“Angie is about to get squashed!” chastised Locke as he went forward with the hound.
Angelina rolled her eyes.
“Oh, come on. Angie is strong! I’m very light so there’s no way it’d get squashed!” Angelina tilted her head sideways, completely missing the indignant look on her scorpiondrake.
Locke’s words had Daenie feeling rather awkward. She shifted over and prepared to get off Angie. They had been in Botania for almost a month. At this point, the girls were used to the plane’s resistance and were no longer suffering from bad dizzy spells.
“It’s fine, just stay. My precious Angie won’t mind at all.” Angelina halted Daenie by clenching a fistful of her sleeve. She kicked the side of the drake’s face, almost as if asking for its opinion.
Angie was Angelina’s familiar. It was a major monster that had entered a binding contract with its master. How could it possibly voice its grudges? The poor scorpiondrake could only wallow in its sorrow and exhaustion without a sound.
Locke shot a helpless look over to the poor familiar before moving to the back.
Angelina and the scorpiondrake shared a close relationship in the very beginning. Since Locke had always insisted on training with the scorpiondrake, Angie had learned to fear him from a very young age. Angie had taken quite a lot of beatings from Locke throughout its growth.

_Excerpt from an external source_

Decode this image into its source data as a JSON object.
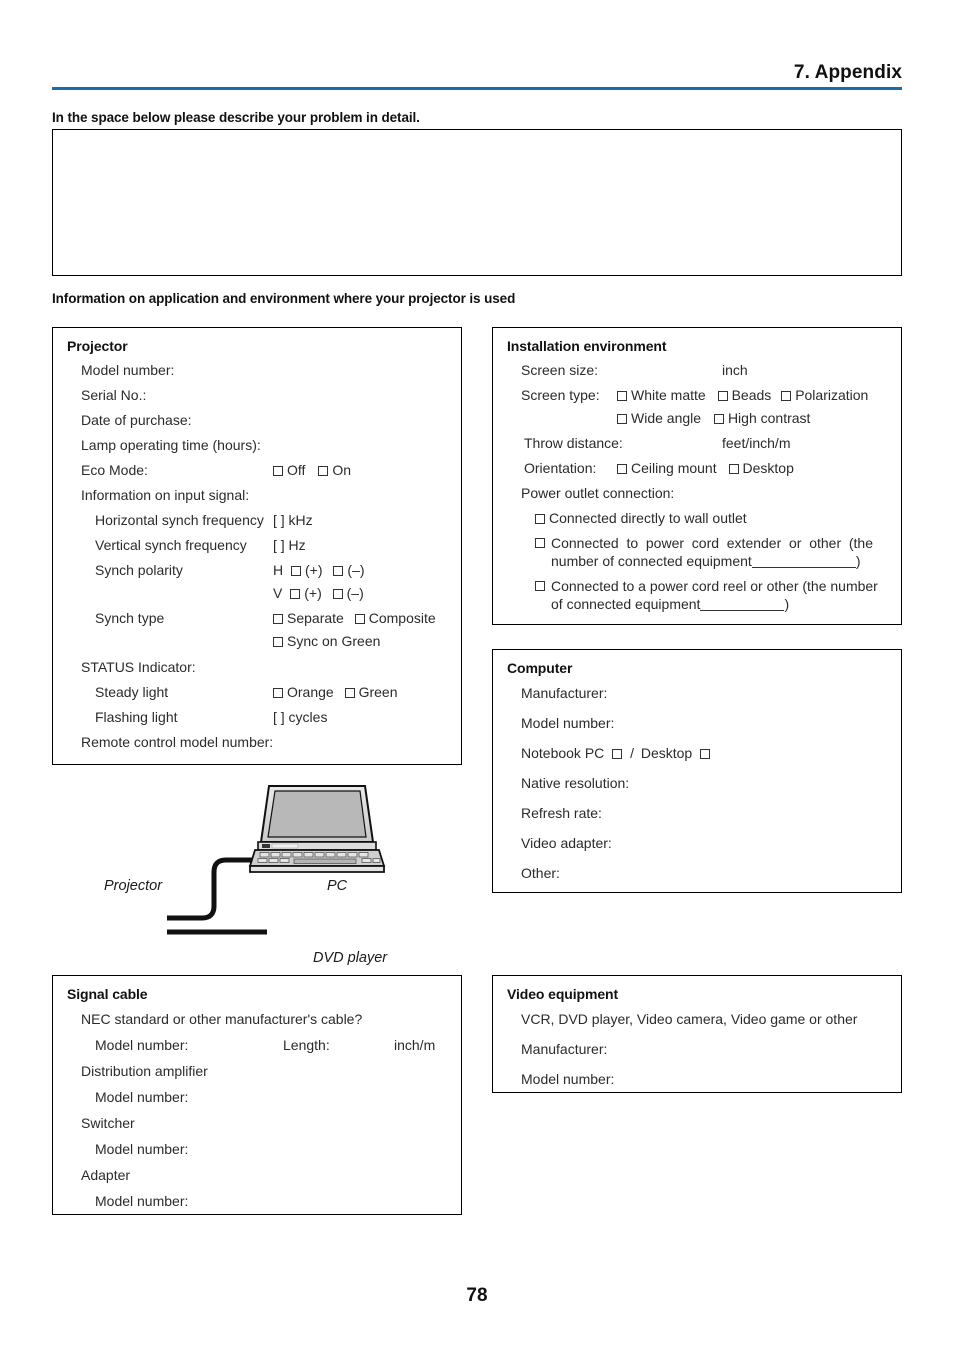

Locke walked past different slaves as he headed to the latter end of the formation. Since he didn’t have a crystal ball, Ashar had given him a translucent crystal to be used for communication. The crystal had given Locke a vague sense of the Magister’s current location. Ashar and Carla were siblings. They would be moving together throughout the war so it would be easier for Locke to head straight to Ashar’s location since Carla had requested his presence.

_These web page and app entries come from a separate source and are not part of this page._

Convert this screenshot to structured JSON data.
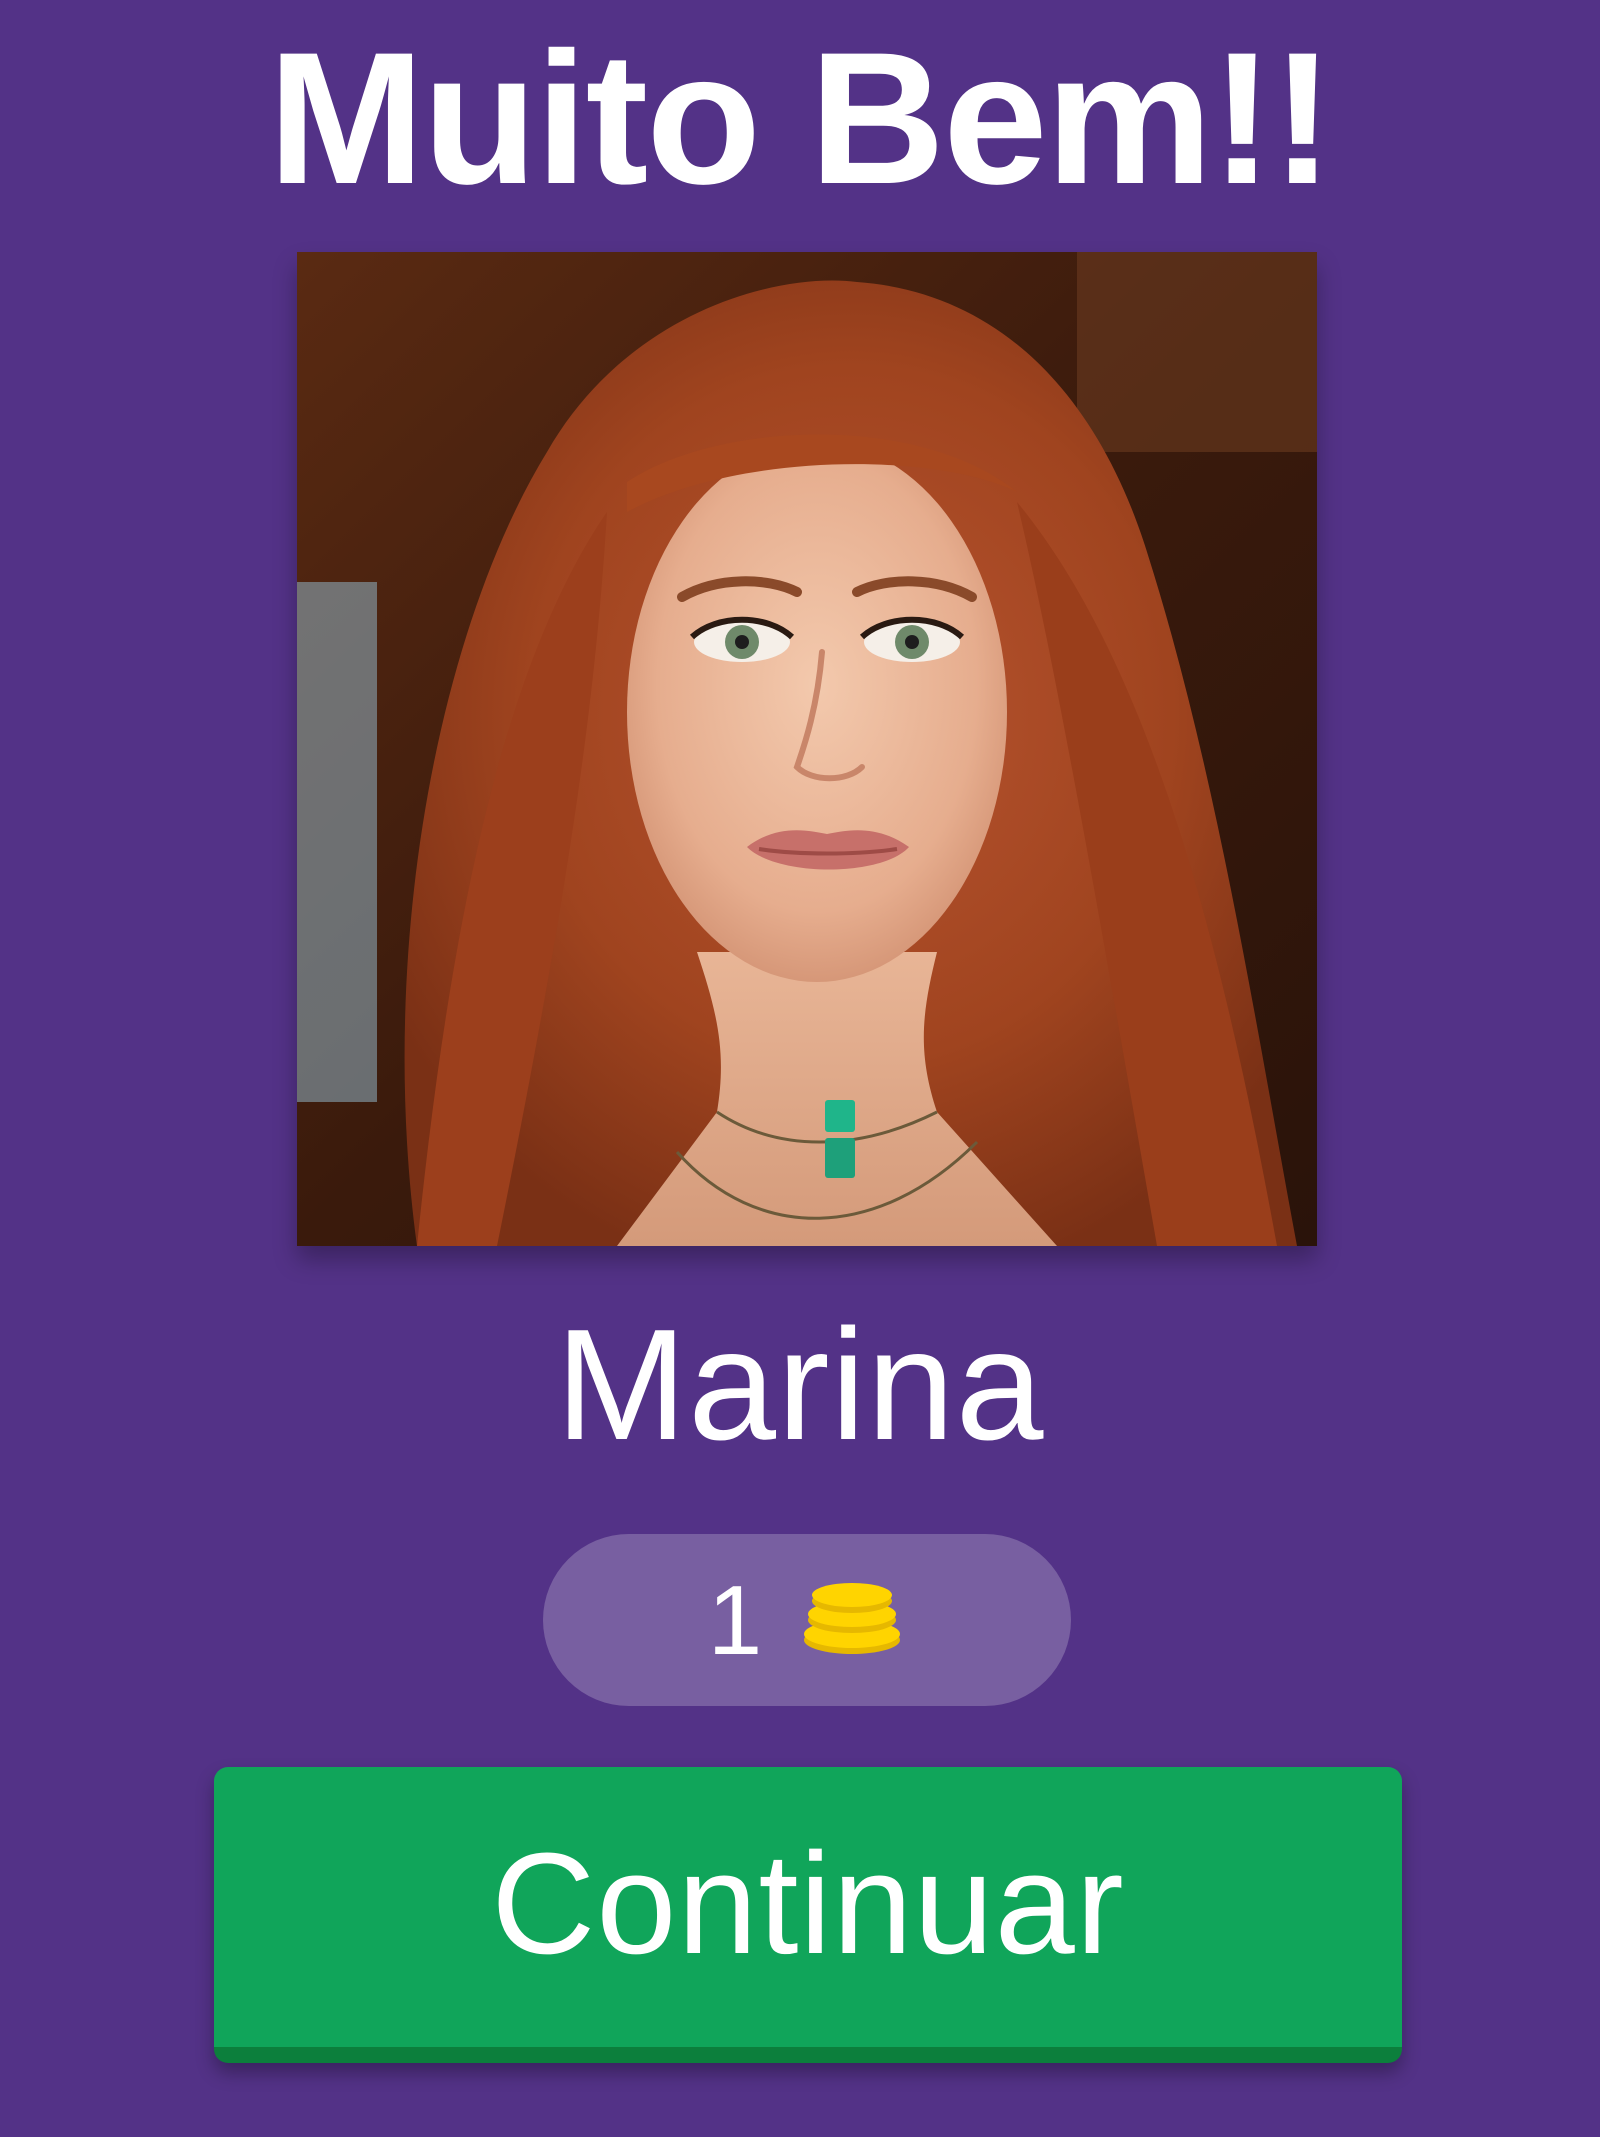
{
  "screen": {
    "title": "Muito Bem!!",
    "answer": "Marina",
    "reward": {
      "amount": "1",
      "icon": "coins-icon"
    },
    "continue_label": "Continuar"
  },
  "colors": {
    "background": "#533287",
    "button": "#10a55a",
    "button_shadow": "#0c7f3c",
    "coin": "#ffd400",
    "text": "#ffffff"
  }
}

Locke approached a floating carriage. As expected, he could hear two familiar voices but they seemed to be fighting. He peeled the curtains away only to find a black-robed Ashar and a white-robed Carla in the middle of a fierce glaring contest with crossed arms. Parlina was smiling wryly, stuck between the quarrelling siblings as a mediator.
Just like their magic, Carla and Ashar were polar opposites. They never got along well in life and would always fight over the smallest things. In times like this, a peacemaker was very much needed. But of course, both Angelina and Locke had no right to be one. On the contrary, Grandmeisterin Parlina were on good terms with both sisters so she would always step in to break the tension.

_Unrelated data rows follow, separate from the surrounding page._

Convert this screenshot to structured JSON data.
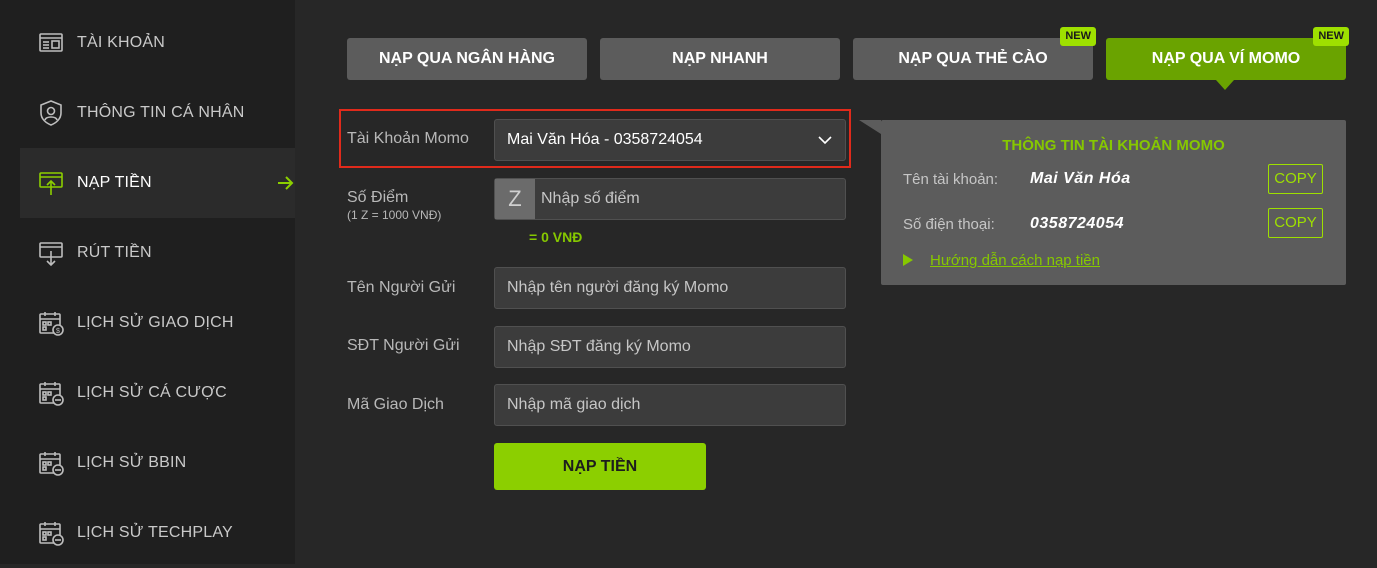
{
  "sidebar": {
    "items": [
      {
        "label": "TÀI KHOẢN",
        "icon": "account-icon"
      },
      {
        "label": "THÔNG TIN CÁ NHÂN",
        "icon": "profile-shield-icon"
      },
      {
        "label": "NẠP TIỀN",
        "icon": "deposit-icon",
        "active": true
      },
      {
        "label": "RÚT TIỀN",
        "icon": "withdraw-icon"
      },
      {
        "label": "LỊCH SỬ GIAO DỊCH",
        "icon": "calendar-icon"
      },
      {
        "label": "LỊCH SỬ CÁ CƯỢC",
        "icon": "calendar-icon"
      },
      {
        "label": "LỊCH SỬ BBIN",
        "icon": "calendar-icon"
      },
      {
        "label": "LỊCH SỬ TECHPLAY",
        "icon": "calendar-icon"
      }
    ]
  },
  "tabs": [
    {
      "label": "NẠP QUA NGÂN HÀNG"
    },
    {
      "label": "NẠP NHANH"
    },
    {
      "label": "NẠP QUA THẺ CÀO",
      "badge": "NEW"
    },
    {
      "label": "NẠP QUA VÍ MOMO",
      "badge": "NEW",
      "active": true
    }
  ],
  "form": {
    "momo_account": {
      "label": "Tài Khoản Momo",
      "value": "Mai Văn Hóa - 0358724054"
    },
    "points": {
      "label": "Số Điểm",
      "sublabel": "(1 Z = 1000 VNĐ)",
      "prefix": "Z",
      "placeholder": "Nhập số điểm",
      "conversion": "= 0 VNĐ"
    },
    "sender_name": {
      "label": "Tên Người Gửi",
      "placeholder": "Nhập tên người đăng ký Momo"
    },
    "sender_phone": {
      "label": "SĐT Người Gửi",
      "placeholder": "Nhập SĐT đăng ký Momo"
    },
    "transaction_code": {
      "label": "Mã Giao Dịch",
      "placeholder": "Nhập mã giao dịch"
    },
    "submit_label": "NẠP TIỀN"
  },
  "info": {
    "title": "THÔNG TIN TÀI KHOẢN MOMO",
    "name_label": "Tên tài khoản:",
    "name_value": "Mai Văn Hóa",
    "phone_label": "Số điện thoại:",
    "phone_value": "0358724054",
    "copy_label": "COPY",
    "guide_link": "Hướng dẫn cách nạp tiền"
  },
  "colors": {
    "accent": "#8ccf00",
    "active_tab": "#6aa300",
    "highlight": "#e02a1b"
  }
}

Noticing that the level-one Magisters were seething, Locke dared not say anything. He stood in a corner of the carriage in silence. The carriage had no wheels and no beasts pulling it. It hovered above ground and was steered by a lever with three embedded energy crystals in the middle of the carriage.
Damn. The edge of Locke’s lips twitched. The three energy crystals were of the highest quality and yet reduced to nothing but the power source of a transport vessel. Locke couldn’t help but tremble at the Magisters’ insane wealth.
As he watched the stones on the ground outside, Locke took the opportunity to rest. The month-long journey had been physically taxing; he didn’t have a floating wagon or mount to rest his tired feet. The voices in the wagon eventually mellowed, to which Locke took as a sign to adjust himself. He knew that Ashar and Carla’s quarrel was temporarily over.
“Have you found anything odd in the area?” asked Ashar. The shadowmancer was the closest to Locke among the three Magisters.
“Nothing so far. But the hound and slaves investigating the area seemed to have found traces of Botanians here.”
Ashar waved her hands nonchalantly. “They’re probably weaklings, no need to pay them mind.” She wasn’t interested in Botanians that were weaker than mid-rank Knechts. She’d rather kill a quasi level-one Botanian than extract Botanian essence from one hundred weaker Botanians. Unless there were more than thousands of them here, Ashar refused to waste her time to capture low-rank Botanians.